* **What is being asked**
All lines in the data bearing the string "icon" should be identified and copied.

(Records from a data source)
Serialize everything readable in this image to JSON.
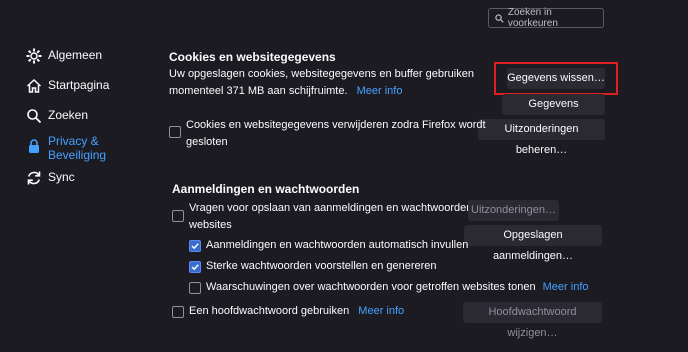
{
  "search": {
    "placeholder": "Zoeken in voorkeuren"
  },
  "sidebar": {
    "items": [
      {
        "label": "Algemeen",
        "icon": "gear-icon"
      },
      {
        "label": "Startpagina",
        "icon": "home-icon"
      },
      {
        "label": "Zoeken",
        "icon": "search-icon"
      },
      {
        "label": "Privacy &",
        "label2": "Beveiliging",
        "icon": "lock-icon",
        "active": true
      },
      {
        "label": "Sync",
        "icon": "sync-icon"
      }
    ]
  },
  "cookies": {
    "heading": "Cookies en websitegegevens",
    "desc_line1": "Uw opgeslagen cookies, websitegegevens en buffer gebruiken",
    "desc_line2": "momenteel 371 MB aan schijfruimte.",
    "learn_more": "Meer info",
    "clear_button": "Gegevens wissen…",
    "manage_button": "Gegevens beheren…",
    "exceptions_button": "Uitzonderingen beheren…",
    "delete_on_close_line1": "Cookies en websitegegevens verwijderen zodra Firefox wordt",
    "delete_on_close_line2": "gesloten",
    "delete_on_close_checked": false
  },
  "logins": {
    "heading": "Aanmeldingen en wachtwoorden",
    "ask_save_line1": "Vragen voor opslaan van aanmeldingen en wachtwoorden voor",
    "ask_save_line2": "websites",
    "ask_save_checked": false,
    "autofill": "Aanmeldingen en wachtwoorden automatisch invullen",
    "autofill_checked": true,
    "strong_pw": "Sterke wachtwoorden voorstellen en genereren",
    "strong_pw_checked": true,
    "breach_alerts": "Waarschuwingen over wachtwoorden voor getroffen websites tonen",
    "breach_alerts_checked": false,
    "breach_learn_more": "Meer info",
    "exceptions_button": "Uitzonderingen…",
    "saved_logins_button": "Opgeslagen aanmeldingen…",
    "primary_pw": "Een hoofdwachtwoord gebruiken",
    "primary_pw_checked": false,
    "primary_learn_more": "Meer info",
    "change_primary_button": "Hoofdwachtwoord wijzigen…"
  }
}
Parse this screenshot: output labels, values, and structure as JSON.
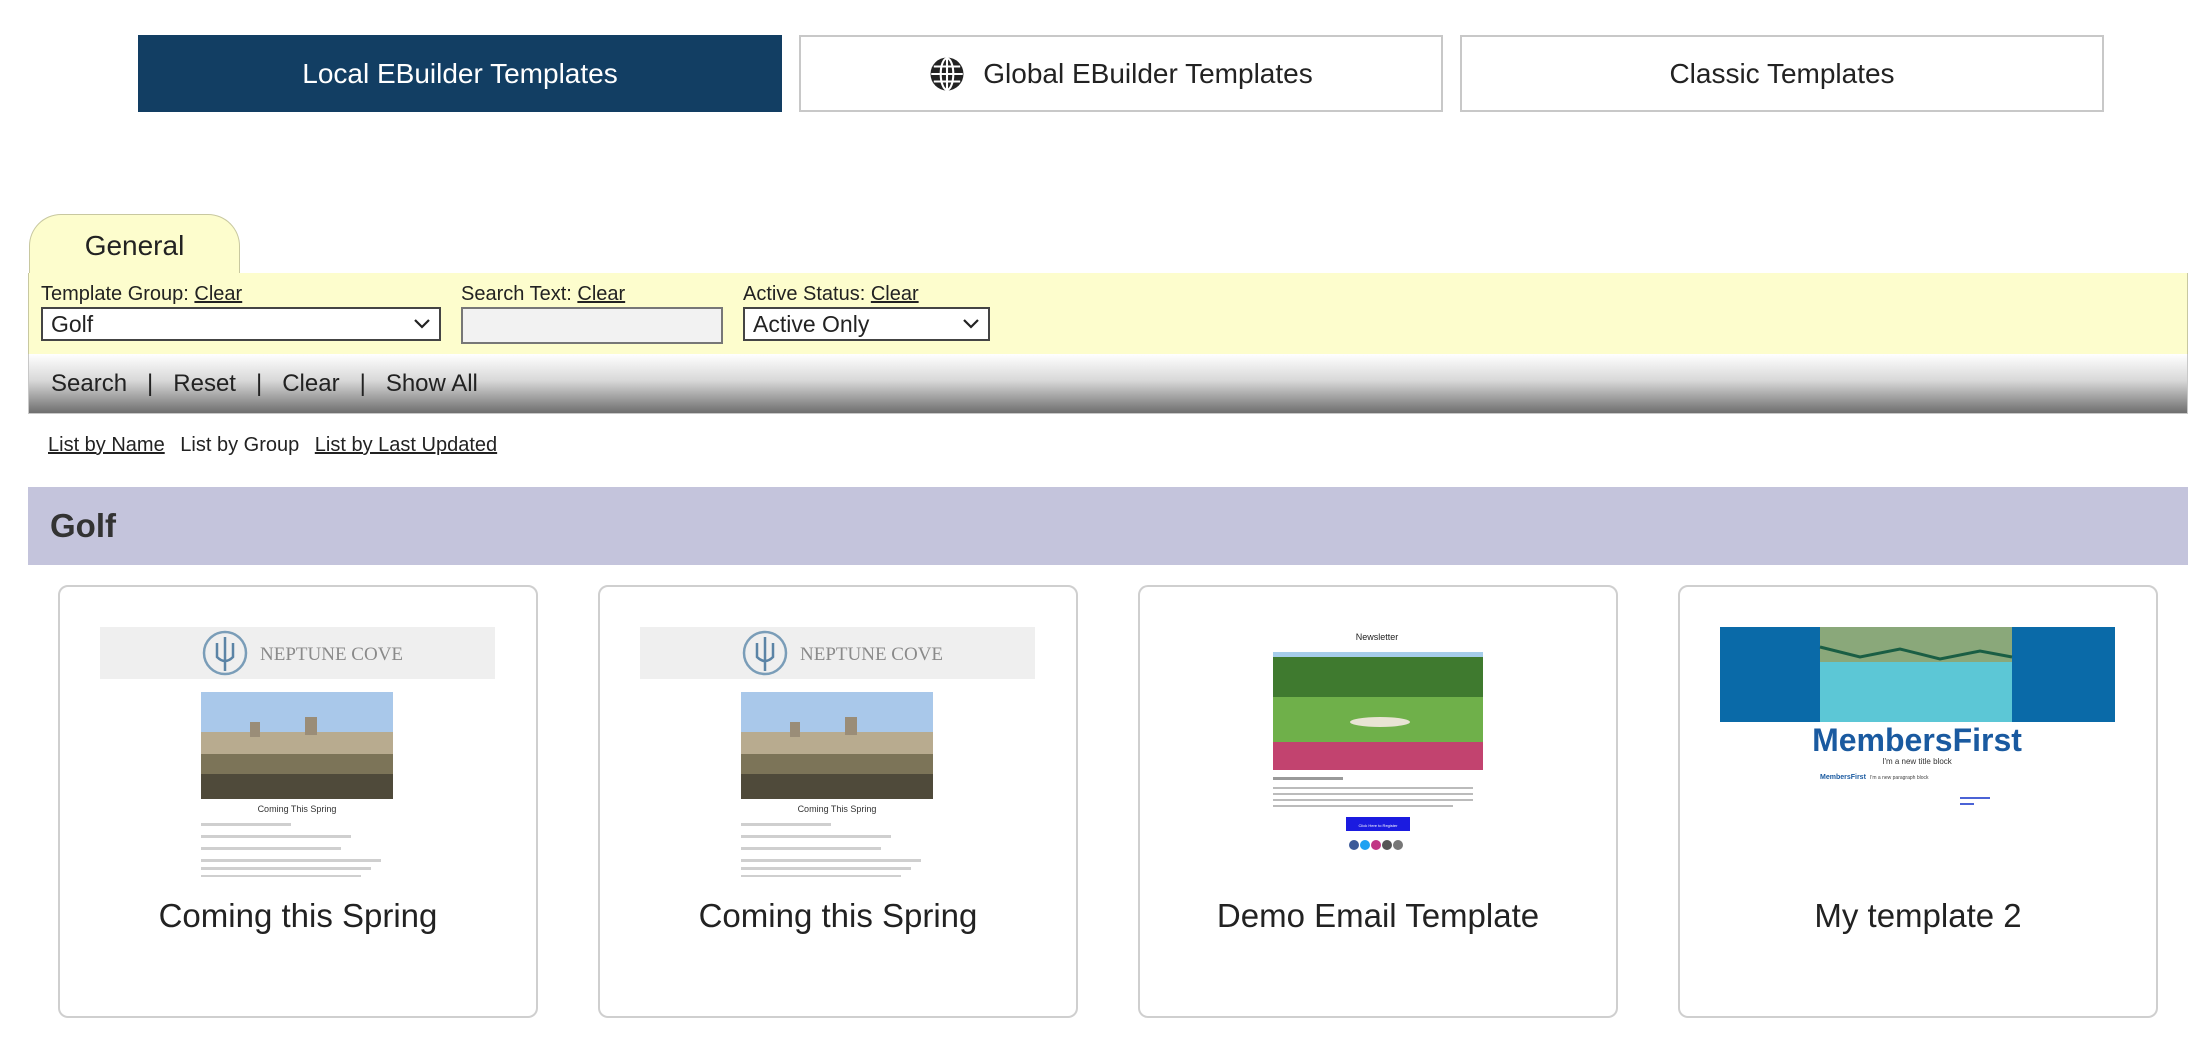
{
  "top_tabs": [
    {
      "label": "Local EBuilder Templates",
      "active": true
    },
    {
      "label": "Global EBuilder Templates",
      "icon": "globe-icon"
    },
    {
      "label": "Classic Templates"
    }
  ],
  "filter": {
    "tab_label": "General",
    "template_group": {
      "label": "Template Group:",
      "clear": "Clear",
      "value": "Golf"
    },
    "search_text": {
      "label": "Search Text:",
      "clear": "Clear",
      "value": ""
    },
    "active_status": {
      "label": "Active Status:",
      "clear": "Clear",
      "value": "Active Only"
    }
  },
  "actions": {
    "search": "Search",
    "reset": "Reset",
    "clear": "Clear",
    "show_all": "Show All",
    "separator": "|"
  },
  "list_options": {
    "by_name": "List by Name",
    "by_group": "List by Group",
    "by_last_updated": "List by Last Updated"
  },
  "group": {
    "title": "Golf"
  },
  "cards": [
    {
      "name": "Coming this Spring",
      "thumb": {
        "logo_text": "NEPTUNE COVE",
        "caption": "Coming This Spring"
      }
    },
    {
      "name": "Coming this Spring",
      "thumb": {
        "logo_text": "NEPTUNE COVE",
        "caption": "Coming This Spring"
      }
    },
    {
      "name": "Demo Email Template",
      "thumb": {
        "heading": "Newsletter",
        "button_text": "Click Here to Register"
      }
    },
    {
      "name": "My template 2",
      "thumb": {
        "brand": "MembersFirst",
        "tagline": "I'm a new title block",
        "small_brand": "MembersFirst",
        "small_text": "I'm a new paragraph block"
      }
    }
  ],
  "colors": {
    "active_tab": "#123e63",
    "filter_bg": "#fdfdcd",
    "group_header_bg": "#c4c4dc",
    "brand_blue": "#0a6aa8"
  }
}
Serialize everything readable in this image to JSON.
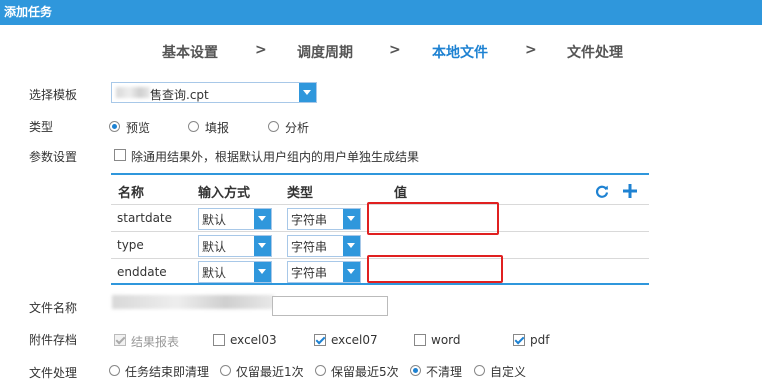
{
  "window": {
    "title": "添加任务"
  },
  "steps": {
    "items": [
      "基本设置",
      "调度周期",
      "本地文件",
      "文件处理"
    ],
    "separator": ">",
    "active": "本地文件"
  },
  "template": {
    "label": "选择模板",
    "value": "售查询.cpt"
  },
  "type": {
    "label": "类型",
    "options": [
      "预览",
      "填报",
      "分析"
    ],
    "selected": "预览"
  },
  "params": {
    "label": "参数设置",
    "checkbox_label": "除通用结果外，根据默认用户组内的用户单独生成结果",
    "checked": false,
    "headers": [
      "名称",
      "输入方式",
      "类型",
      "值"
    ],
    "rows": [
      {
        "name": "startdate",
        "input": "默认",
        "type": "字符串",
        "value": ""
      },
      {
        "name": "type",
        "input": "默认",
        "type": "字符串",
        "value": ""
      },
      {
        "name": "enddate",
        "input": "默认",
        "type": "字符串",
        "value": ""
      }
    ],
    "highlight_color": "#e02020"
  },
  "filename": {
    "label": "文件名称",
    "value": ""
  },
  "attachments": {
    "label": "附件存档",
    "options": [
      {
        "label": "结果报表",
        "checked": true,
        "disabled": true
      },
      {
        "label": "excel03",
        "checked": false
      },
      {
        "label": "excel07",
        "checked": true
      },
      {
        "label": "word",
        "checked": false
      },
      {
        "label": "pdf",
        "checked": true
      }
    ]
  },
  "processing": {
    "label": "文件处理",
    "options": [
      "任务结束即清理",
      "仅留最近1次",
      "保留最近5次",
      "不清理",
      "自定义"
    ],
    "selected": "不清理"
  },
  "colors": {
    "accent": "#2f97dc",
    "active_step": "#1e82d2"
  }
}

* **Answer section**
        "icon": "gear-icon"
        "icon": "home-icon"
        "icon": "search-icon"
        "icon": "lock-icon",
        "icon": "sync-icon"
      "icon": "globe-icon"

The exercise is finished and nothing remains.